**What to produce:** The answer must be every line of the records in which the string "title" appears.

**Page and application data records:**
- - -

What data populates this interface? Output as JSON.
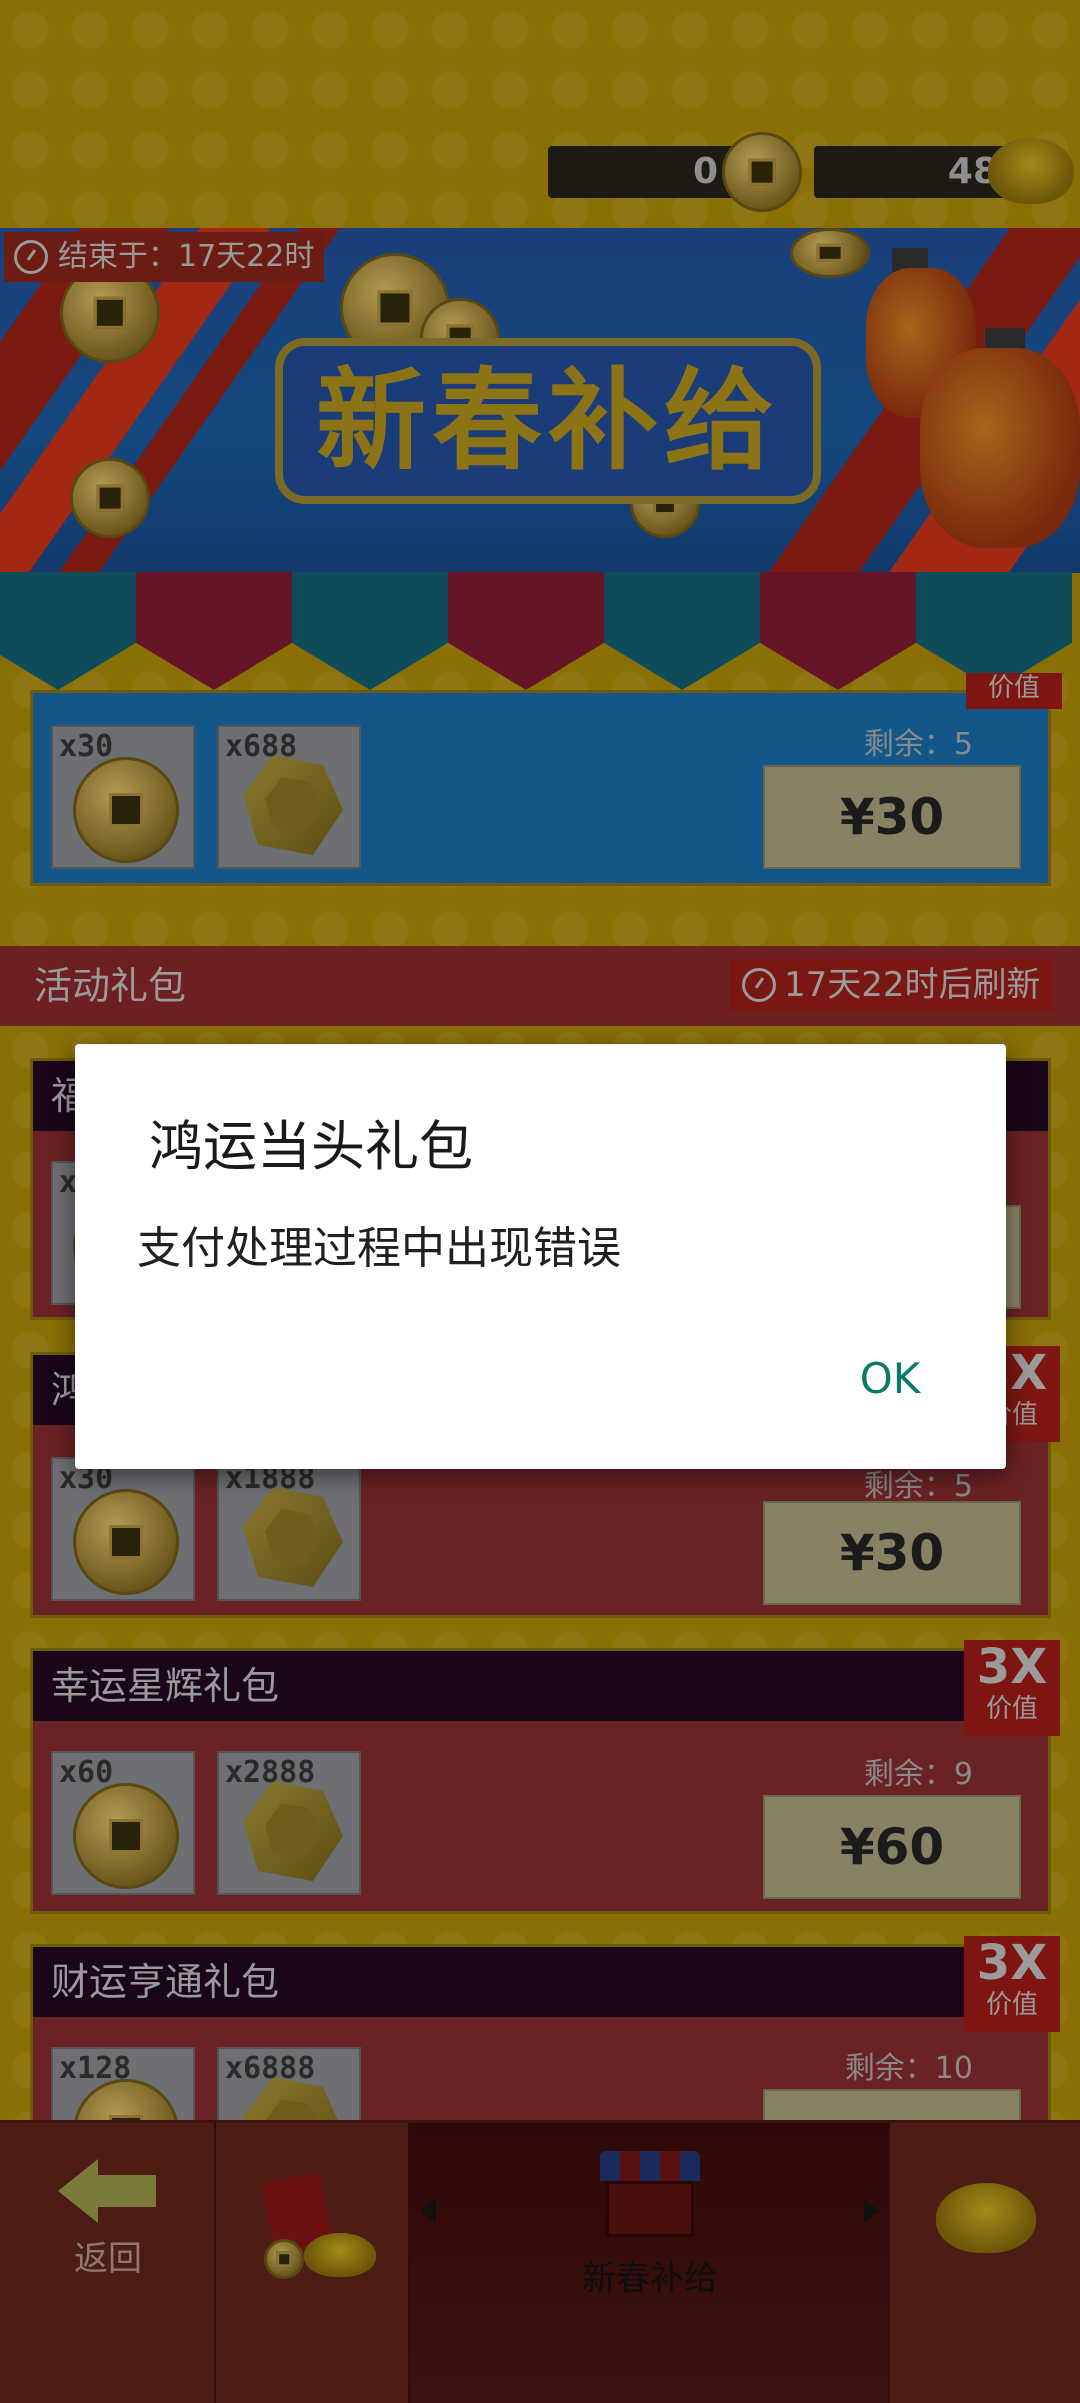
{
  "currency": {
    "coins": "0",
    "ingots": "48"
  },
  "banner": {
    "ends_label": "结束于：17天22时",
    "title": "新春补给"
  },
  "top_pack": {
    "items": [
      {
        "qty": "x30",
        "icon": "coin-icon"
      },
      {
        "qty": "x688",
        "icon": "gem-icon"
      }
    ],
    "remaining": "剩余：5",
    "price": "¥30",
    "value_small": "价值"
  },
  "section": {
    "title": "活动礼包",
    "refresh": "17天22时后刷新"
  },
  "packs": [
    {
      "title": "福",
      "items": [
        {
          "qty": "x",
          "icon": "coin-icon"
        }
      ],
      "remaining": "",
      "price": ""
    },
    {
      "title": "鸿",
      "items": [
        {
          "qty": "x30",
          "icon": "coin-icon"
        },
        {
          "qty": "x1888",
          "icon": "gem-icon"
        }
      ],
      "remaining": "剩余：5",
      "price": "¥30",
      "value_big": "3X",
      "value_small": "价值"
    },
    {
      "title": "幸运星辉礼包",
      "items": [
        {
          "qty": "x60",
          "icon": "coin-icon"
        },
        {
          "qty": "x2888",
          "icon": "gem-icon"
        }
      ],
      "remaining": "剩余：9",
      "price": "¥60",
      "value_big": "3X",
      "value_small": "价值"
    },
    {
      "title": "财运亨通礼包",
      "items": [
        {
          "qty": "x128",
          "icon": "coin-icon"
        },
        {
          "qty": "x6888",
          "icon": "gem-icon"
        }
      ],
      "remaining": "剩余：10",
      "price": "",
      "value_big": "3X",
      "value_small": "价值"
    }
  ],
  "dialog": {
    "title": "鸿运当头礼包",
    "message": "支付处理过程中出现错误",
    "ok": "OK"
  },
  "nav": {
    "back": "返回",
    "active": "新春补给"
  },
  "colors": {
    "dialog_ok": "#0a7a6a",
    "background": "#8a6f05"
  }
}
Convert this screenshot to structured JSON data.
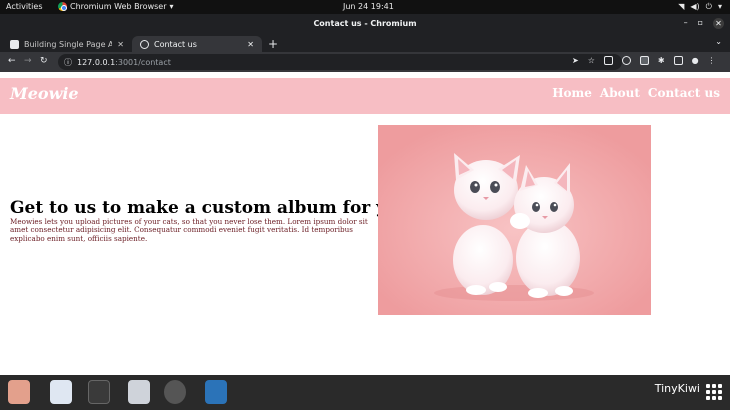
{
  "system_bar": {
    "activities": "Activities",
    "app_name": "Chromium Web Browser",
    "clock": "Jun 24  19:41"
  },
  "window": {
    "title": "Contact us - Chromium"
  },
  "tabs": [
    {
      "label": "Building Single Page App",
      "active": false
    },
    {
      "label": "Contact us",
      "active": true
    }
  ],
  "address_bar": {
    "host": "127.0.0.1",
    "path": ":3001/contact"
  },
  "site": {
    "brand": "Meowie",
    "nav": [
      "Home",
      "About",
      "Contact us"
    ],
    "heading": "Get to us to make a custom album for your cat",
    "body": "Meowies lets you upload pictures of your cats, so that you never lose them. Lorem ipsum dolor sit amet consectetur adipisicing elit. Consequatur commodi eveniet fugit veritatis. Id temporibus explicabo enim sunt, officiis sapiente.",
    "header_color": "#f7bec4",
    "text_color": "#6b1d24"
  },
  "dock": {
    "watermark": "TinyKiwi"
  }
}
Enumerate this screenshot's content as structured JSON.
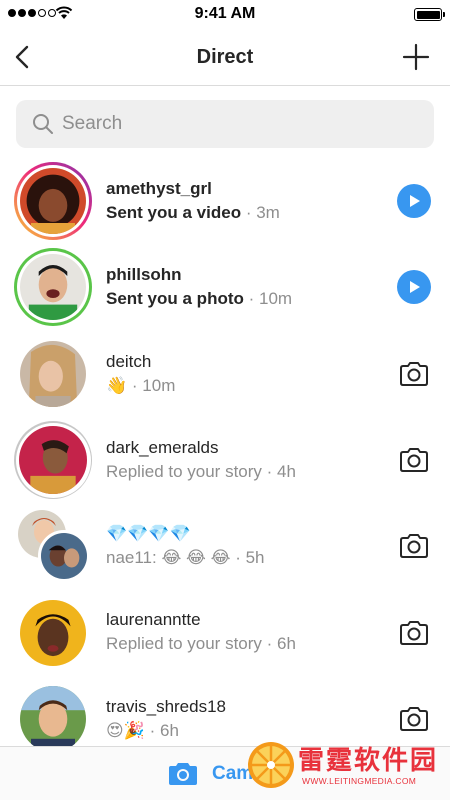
{
  "status_bar": {
    "time": "9:41 AM"
  },
  "header": {
    "title": "Direct"
  },
  "search": {
    "placeholder": "Search"
  },
  "threads": [
    {
      "username": "amethyst_grl",
      "preview": "Sent you a video",
      "time": " · 3m",
      "unread": true,
      "action": "play"
    },
    {
      "username": "phillsohn",
      "preview": "Sent you a photo",
      "time": " · 10m",
      "unread": true,
      "action": "play"
    },
    {
      "username": "deitch",
      "preview": "👋",
      "time": " · 10m",
      "unread": false,
      "action": "camera"
    },
    {
      "username": "dark_emeralds",
      "preview": "Replied to your story",
      "time": " · 4h",
      "unread": false,
      "action": "camera"
    },
    {
      "username": "💎💎💎💎",
      "preview": "nae11: 😂 😂 😂",
      "time": " · 5h",
      "unread": false,
      "action": "camera"
    },
    {
      "username": "laurenanntte",
      "preview": "Replied to your story",
      "time": " · 6h",
      "unread": false,
      "action": "camera"
    },
    {
      "username": "travis_shreds18",
      "preview": "😍🎉",
      "time": " · 6h",
      "unread": false,
      "action": "camera"
    }
  ],
  "bottom_bar": {
    "camera_label": "Cam"
  },
  "watermark": {
    "brand_cn": "雷霆软件园",
    "brand_url": "WWW.LEITINGMEDIA.COM"
  },
  "colors": {
    "accent": "#3897f0",
    "story_green": "#5ac549",
    "text": "#262626",
    "secondary_text": "#8e8e8e"
  }
}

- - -

**Solution to the problem:**
    "title": "新春补给"
    "title": "活动礼包",
      "title": "福",
      "title": "鸿",
      "title": "幸运星辉礼包",
      "title": "财运亨通礼包",
    "title": "鸿运当头礼包",
    "title": "Contact us - Chromium"
    "title": "Direct"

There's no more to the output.